Fifty percent of organisations have begun
travelling again, but with stipulations, according to the third
phase of the ‘State of the Market’ survey by global TMC, FCM
Conducted by FCM’s consulting arm 4th Dimension
(4D), the final phase of this survey consisted of one-to-one
interviews in August 2020 with 250 of FCM’s multi-national
large-scale clients globally in over 60 countries.
The workshops examined a new path forward for the
remainder of 2020 and into 2021, as corporate travel resumes amid
new safety and hygiene requirements and protocols. It follows on
from the results of two State of the Market surveys released in
May and June, both conducted among 2,320 business travel managers,
bookers and travellers in Asia, Australia and New Zealand, EMEA
and the Americas, to gauge their sentiments on business travel
during the COVID19 crisis.
While 50% of respondents said they have employees
already travelling or booking reservations to travel in the near
future, resuming travel will be different for everyone.
The combined results of the State of the
Market research (April to August 2020) shows that over 90% of
businesses indicated that they planned to travel domestically and
short haul international flights, within three months of
government re-opening borders and lifting restrictions such as
quarantine. Yet the number of trips taken will likely be lower, as
only 26% of businesses are planning to return to their pre-COVID19
levels for domestic travel during 2021. The remaining 74% of
businesses predict reduced domestic travel for the immediate year
ahead. The average number of business trips per traveller
pre-COVID, was 6-8 per year; this number is likely to fall between
3 and 4 trips per person, per year until 2023.
Clients still have long-haul travel plans on hold
indefinitely, as they assess the balance between need and safety.
In particular, national businesses in China, Australia, New
Zealand and USA were less likely to have long-haul international
plans for 2021, indicating only domestic and short-haul
international travel will be planned for next year. 29% of
respondents from China said they won’t be travelling long haul,
while 16% of respondents in Australia, 22% in New Zealand and 7%
in the USA indicated the same.
“From the difficult first step of deciding when
and how to kickstart international travel, to filling in the gaps
between travel policies and needs of the travellers, restarting
business travel will require a multi-prong approach with buy-in
from all stakeholders.
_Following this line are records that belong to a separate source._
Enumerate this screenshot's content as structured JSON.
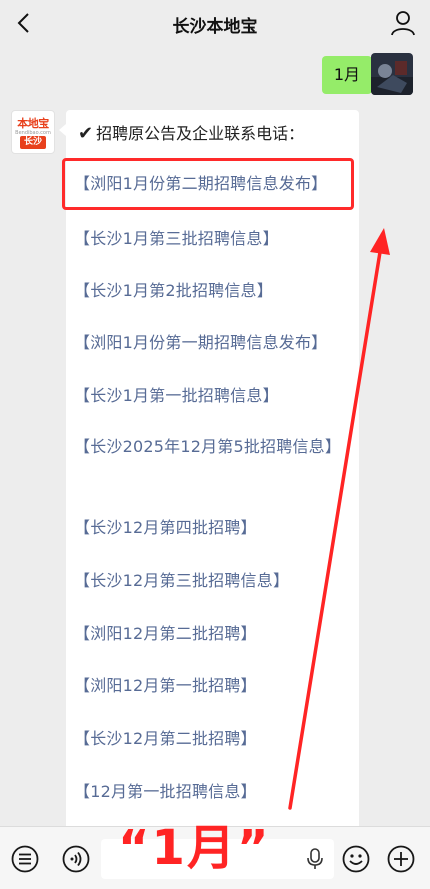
{
  "header": {
    "title": "长沙本地宝"
  },
  "messages": {
    "outgoing": "1月",
    "account_avatar": {
      "brand": "本地宝",
      "site": "Bendibao.com",
      "city": "长沙"
    }
  },
  "bubble": {
    "heading_mark": "✔",
    "heading": "招聘原公告及企业联系电话：",
    "links": [
      "【浏阳1月份第二期招聘信息发布】",
      "【长沙1月第三批招聘信息】",
      "【长沙1月第2批招聘信息】",
      "【浏阳1月份第一期招聘信息发布】",
      "【长沙1月第一批招聘信息】",
      "【长沙2025年12月第5批招聘信息】",
      "【长沙12月第四批招聘】",
      "【长沙12月第三批招聘信息】",
      "【浏阳12月第二批招聘】",
      "【浏阳12月第一批招聘】",
      "【长沙12月第二批招聘】",
      "【12月第一批招聘信息】"
    ]
  },
  "annotation": {
    "text": "“1月”",
    "color": "#ff2424"
  },
  "colors": {
    "link": "#576b95",
    "outgoing_bubble": "#95ec69",
    "highlight": "#ff2a2a"
  },
  "icons": [
    "back-icon",
    "profile-icon",
    "menu-icon",
    "voice-icon",
    "mic-icon",
    "emoji-icon",
    "plus-icon"
  ]
}
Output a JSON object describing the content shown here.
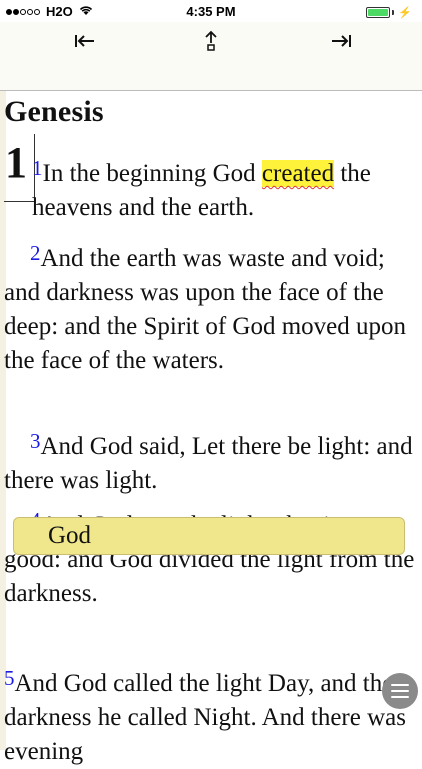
{
  "status_bar": {
    "carrier": "H2O",
    "time": "4:35 PM",
    "signal_dots_filled": 2,
    "signal_dots_total": 5,
    "battery_level": 1.0,
    "battery_color": "#4cd964"
  },
  "toolbar": {
    "prev_icon": "arrow-left-bar-icon",
    "share_icon": "up-arrow-box-icon",
    "next_icon": "arrow-right-bar-icon"
  },
  "book": {
    "title": "Genesis",
    "chapter": "1"
  },
  "verses": [
    {
      "num": "1",
      "before": "In the beginning God ",
      "highlight": "created",
      "after": " the heavens and the earth."
    },
    {
      "num": "2",
      "text": "And the earth was waste and void; and darkness was upon the face of the deep: and the Spirit of God moved upon the face of the waters."
    },
    {
      "num": "3",
      "text": "And God said, Let there be light: and there was light."
    },
    {
      "num": "4",
      "text": "And God saw the light, that it was good: and God divided the light from the darkness."
    },
    {
      "num": "5",
      "text": "And God called the light Day, and the darkness he called Night. And there was evening"
    }
  ],
  "note_box": {
    "label": "God",
    "color": "#f0e68c"
  },
  "highlight_color": "#fff23a",
  "verse_number_color": "#1a1ae0"
}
FCM is committed to helping customers
evolve their travel programmes and policies to enhance business
agility across the organisation in order to springboard the
rebound process,” said Bertrand Saillet, Managing Director for
Asia, FCM Travel Solutions.
The below provides a snapshot of professionals
currently travelling globally:
* Industries who continued to travel or
recommenced travel the fastest were Mining & Wholesale, with
approximately 40% of respondents from those businesses saying they
continued travelling throughout the global shutdown. 80% have
resumed travel at this point.
* Construction and food services follow closely
behind with approximately 70% of respondents indicating that
they’ve started travelling again.
In Asia, the financial services, science and
technology, education and training, mining and construction
sectors were one of the first to resume travel. Across all
industries, the first groups of people to travel will be/have been
sales, client management and project workforce who are focused on
business growth, customer retention and the resumption of
projects. 19% of respondents agree that administration and
internal support staff are the least likely to travel in the near
future as they are not client-facing.
The top two priorities for many respondents across
Asia were budget and risk management also known as duty of care.
FCM also remains cognizant of the fact that triggers for business
travel include travelling when safe (vaccine or virus eradicated),
borders reopening, increase in traveller confidence and the
ability to appropriately track travellers. Moreover, the study
revealed that the future of travel buying behaviour will be
* Airline, hotel, car/ground COVID-safety
protocols (37% of respondents are reviewing their hotel suppliers
to ensure they are COVID-safe and 25% of respondents rate Duty of
Care their number one focus as travel resumes in their business)
* Shortened purchase window (the average purchase
window for domestic travel has dropped from 7-10 days (pre-COVID)
to 3-4 days post-COVID)
* Flexible fares
* Avoidance of overnight requirements
* Virtual meetings as a back-up
“COVID-19 may have exposed vulnerabilities in the
corporate travel ecosystem but companies, together with travel
suppliers and travel management companies are working hard to
recalibrate the travel-risk ratio for business travel resumption.
The needs of our customers and their travellers have evolved and
it is crucial to address them in order to start building new norms
for the industry in the post-COVID travel era. The new standards
of business travel need to start taking root now,” added Bertrand.